Give all the lines below again, exactly, with no pictures.

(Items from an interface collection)
= = = =
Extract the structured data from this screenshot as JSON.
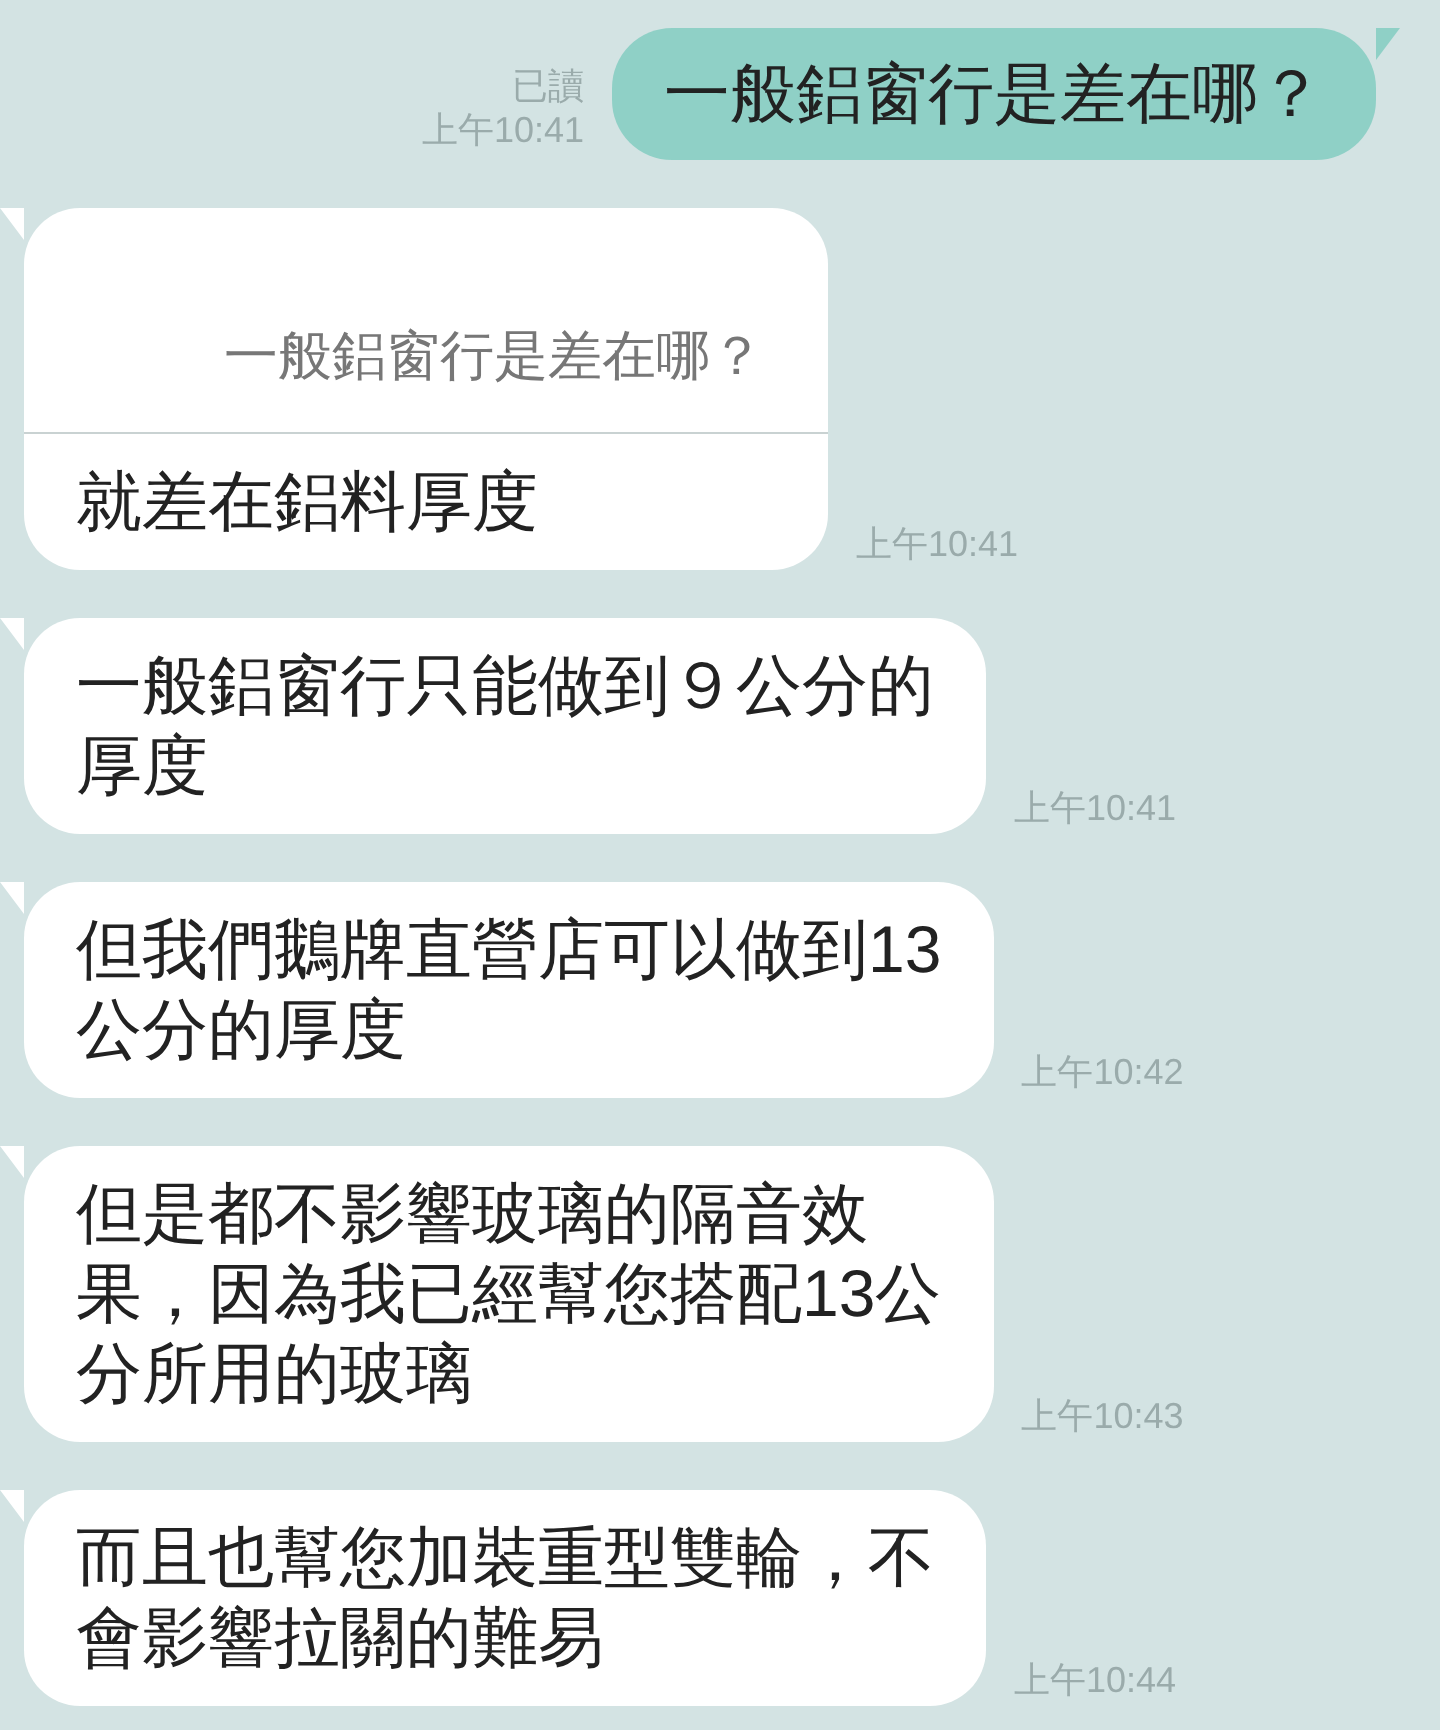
{
  "messages": [
    {
      "kind": "sent",
      "lines": [
        "一般鋁窗行是差在哪？"
      ],
      "read_label": "已讀",
      "time": "上午10:41"
    },
    {
      "kind": "received",
      "quote": "一般鋁窗行是差在哪？",
      "lines": [
        "就差在鋁料厚度"
      ],
      "time": "上午10:41"
    },
    {
      "kind": "received",
      "lines": [
        "一般鋁窗行只能做到９公分的",
        "厚度"
      ],
      "time": "上午10:41"
    },
    {
      "kind": "received",
      "lines": [
        "但我們鵝牌直營店可以做到13",
        "公分的厚度"
      ],
      "time": "上午10:42"
    },
    {
      "kind": "received",
      "lines": [
        "但是都不影響玻璃的隔音效",
        "果，因為我已經幫您搭配13公",
        "分所用的玻璃"
      ],
      "time": "上午10:43"
    },
    {
      "kind": "received",
      "lines": [
        "而且也幫您加裝重型雙輪，不",
        "會影響拉關的難易"
      ],
      "time": "上午10:44"
    }
  ]
}
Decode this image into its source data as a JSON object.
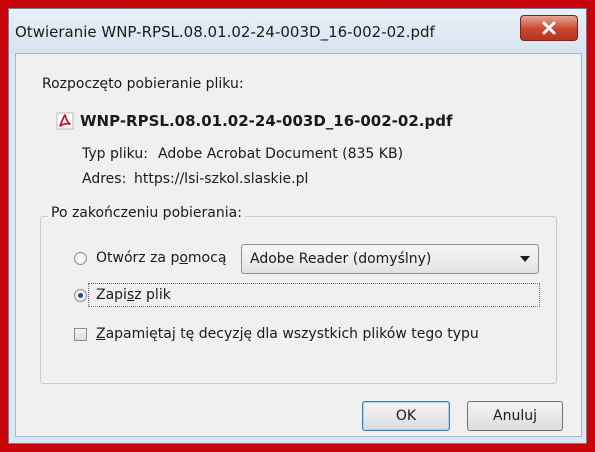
{
  "window": {
    "title": "Otwieranie WNP-RPSL.08.01.02-24-003D_16-002-02.pdf"
  },
  "download": {
    "intro": "Rozpoczęto pobieranie pliku:",
    "filename": "WNP-RPSL.08.01.02-24-003D_16-002-02.pdf",
    "type_label": "Typ pliku:",
    "type_value": "Adobe Acrobat Document (835 KB)",
    "address_label": "Adres:",
    "address_value": "https://lsi-szkol.slaskie.pl"
  },
  "after_download": {
    "legend": "Po zakończeniu pobierania:",
    "open_with": {
      "label_pre": "Otwórz za p",
      "label_accel": "o",
      "label_post": "mocą",
      "checked": false
    },
    "app_select": {
      "value": "Adobe Reader  (domyślny)"
    },
    "save_file": {
      "label_pre": "Zapi",
      "label_accel": "s",
      "label_post": "z plik",
      "checked": true
    },
    "remember": {
      "label_accel": "Z",
      "label_post": "apamiętaj tę decyzję dla wszystkich plików tego typu",
      "checked": false
    }
  },
  "buttons": {
    "ok": "OK",
    "cancel": "Anuluj"
  },
  "colors": {
    "frame": "#c8050b",
    "close_button": "#c9472f",
    "pdf_icon": "#d0021b"
  }
}
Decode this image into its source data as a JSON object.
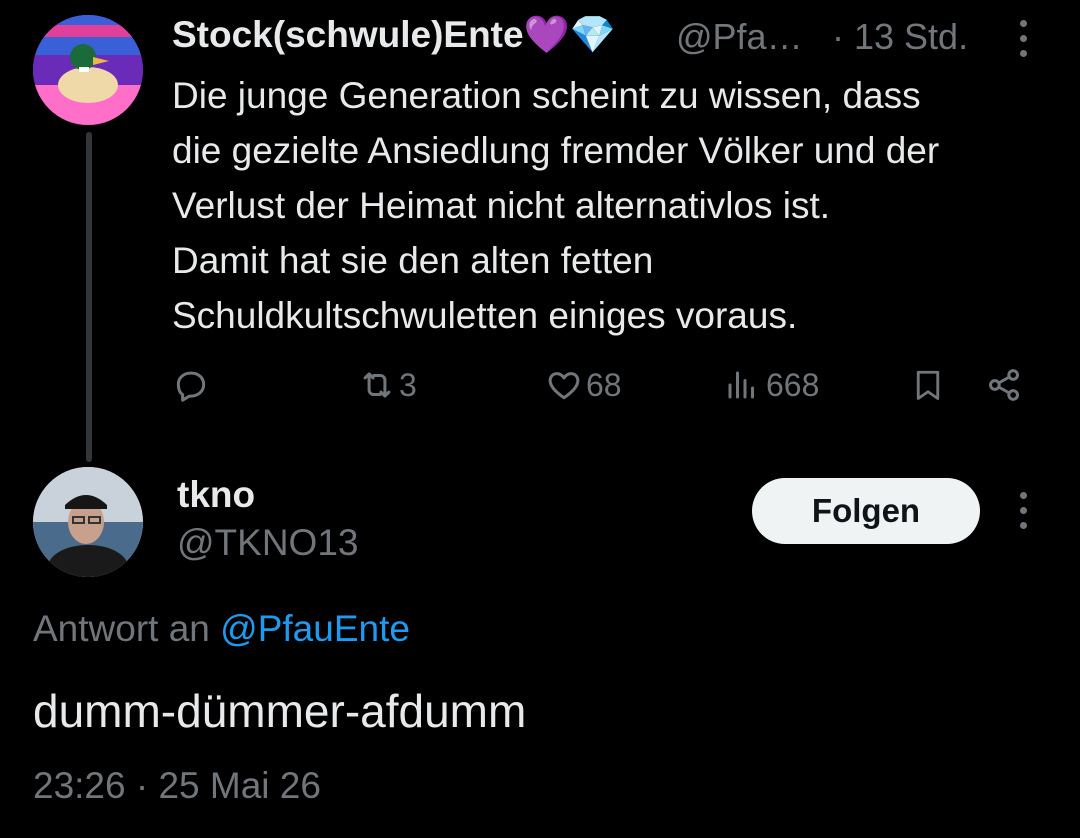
{
  "parent_tweet": {
    "display_name": "Stock(schwule)Ente💜💎",
    "handle": "@Pfa…",
    "time": "· 13 Std.",
    "text_lines": [
      "Die junge Generation scheint zu wissen, dass",
      "die gezielte Ansiedlung fremder Völker und der",
      "Verlust der Heimat nicht alternativlos ist.",
      "Damit hat sie den alten fetten",
      "Schuldkultschwuletten einiges voraus."
    ],
    "actions": {
      "retweets": "3",
      "likes": "68",
      "views": "668"
    },
    "icons": [
      "reply-icon",
      "retweet-icon",
      "like-icon",
      "views-icon",
      "bookmark-icon",
      "share-icon",
      "more-icon"
    ]
  },
  "reply_tweet": {
    "display_name": "tkno",
    "handle": "@TKNO13",
    "follow_label": "Folgen",
    "reply_prefix": "Antwort an",
    "reply_mention": "@PfauEnte",
    "text": "dumm-dümmer-afdumm",
    "timestamp": "23:26 · 25 Mai 26"
  },
  "colors": {
    "background": "#000000",
    "text_primary": "#e7e9ea",
    "text_secondary": "#71767b",
    "link": "#1d9bf0",
    "button_bg": "#eff3f4"
  }
}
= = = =
» **Final answer**
Extract the structured data from this screenshot as JSON.
{
  "messages": [
    {
      "kind": "sent",
      "lines": [
        "一般鋁窗行是差在哪？"
      ],
      "read_label": "已讀",
      "time": "上午10:41"
    },
    {
      "kind": "received",
      "quote": "一般鋁窗行是差在哪？",
      "lines": [
        "就差在鋁料厚度"
      ],
      "time": "上午10:41"
    },
    {
      "kind": "received",
      "lines": [
        "一般鋁窗行只能做到９公分的",
        "厚度"
      ],
      "time": "上午10:41"
    },
    {
      "kind": "received",
      "lines": [
        "但我們鵝牌直營店可以做到13",
        "公分的厚度"
      ],
      "time": "上午10:42"
    },
    {
      "kind": "received",
      "lines": [
        "但是都不影響玻璃的隔音效",
        "果，因為我已經幫您搭配13公",
        "分所用的玻璃"
      ],
      "time": "上午10:43"
    },
    {
      "kind": "received",
      "lines": [
        "而且也幫您加裝重型雙輪，不",
        "會影響拉關的難易"
      ],
      "time": "上午10:44"
    }
  ]
}
Decode this image into its source data as a JSON object.
{
  "window": {
    "title": "Otwieranie WNP-RPSL.08.01.02-24-003D_16-002-02.pdf"
  },
  "download": {
    "intro": "Rozpoczęto pobieranie pliku:",
    "filename": "WNP-RPSL.08.01.02-24-003D_16-002-02.pdf",
    "type_label": "Typ pliku:",
    "type_value": "Adobe Acrobat Document (835 KB)",
    "address_label": "Adres:",
    "address_value": "https://lsi-szkol.slaskie.pl"
  },
  "after_download": {
    "legend": "Po zakończeniu pobierania:",
    "open_with": {
      "label_pre": "Otwórz za p",
      "label_accel": "o",
      "label_post": "mocą",
      "checked": false
    },
    "app_select": {
      "value": "Adobe Reader  (domyślny)"
    },
    "save_file": {
      "label_pre": "Zapi",
      "label_accel": "s",
      "label_post": "z plik",
      "checked": true
    },
    "remember": {
      "label_accel": "Z",
      "label_post": "apamiętaj tę decyzję dla wszystkich plików tego typu",
      "checked": false
    }
  },
  "buttons": {
    "ok": "OK",
    "cancel": "Anuluj"
  },
  "colors": {
    "frame": "#c8050b",
    "close_button": "#c9472f",
    "pdf_icon": "#d0021b"
  }
}
Decode this image into its source data as a JSON object.
{
  "parent_tweet": {
    "display_name": "Stock(schwule)Ente💜💎",
    "handle": "@Pfa…",
    "time": "· 13 Std.",
    "text_lines": [
      "Die junge Generation scheint zu wissen, dass",
      "die gezielte Ansiedlung fremder Völker und der",
      "Verlust der Heimat nicht alternativlos ist.",
      "Damit hat sie den alten fetten",
      "Schuldkultschwuletten einiges voraus."
    ],
    "actions": {
      "retweets": "3",
      "likes": "68",
      "views": "668"
    },
    "icons": [
      "reply-icon",
      "retweet-icon",
      "like-icon",
      "views-icon",
      "bookmark-icon",
      "share-icon",
      "more-icon"
    ]
  },
  "reply_tweet": {
    "display_name": "tkno",
    "handle": "@TKNO13",
    "follow_label": "Folgen",
    "reply_prefix": "Antwort an",
    "reply_mention": "@PfauEnte",
    "text": "dumm-dümmer-afdumm",
    "timestamp": "23:26 · 25 Mai 26"
  },
  "colors": {
    "background": "#000000",
    "text_primary": "#e7e9ea",
    "text_secondary": "#71767b",
    "link": "#1d9bf0",
    "button_bg": "#eff3f4"
  }
}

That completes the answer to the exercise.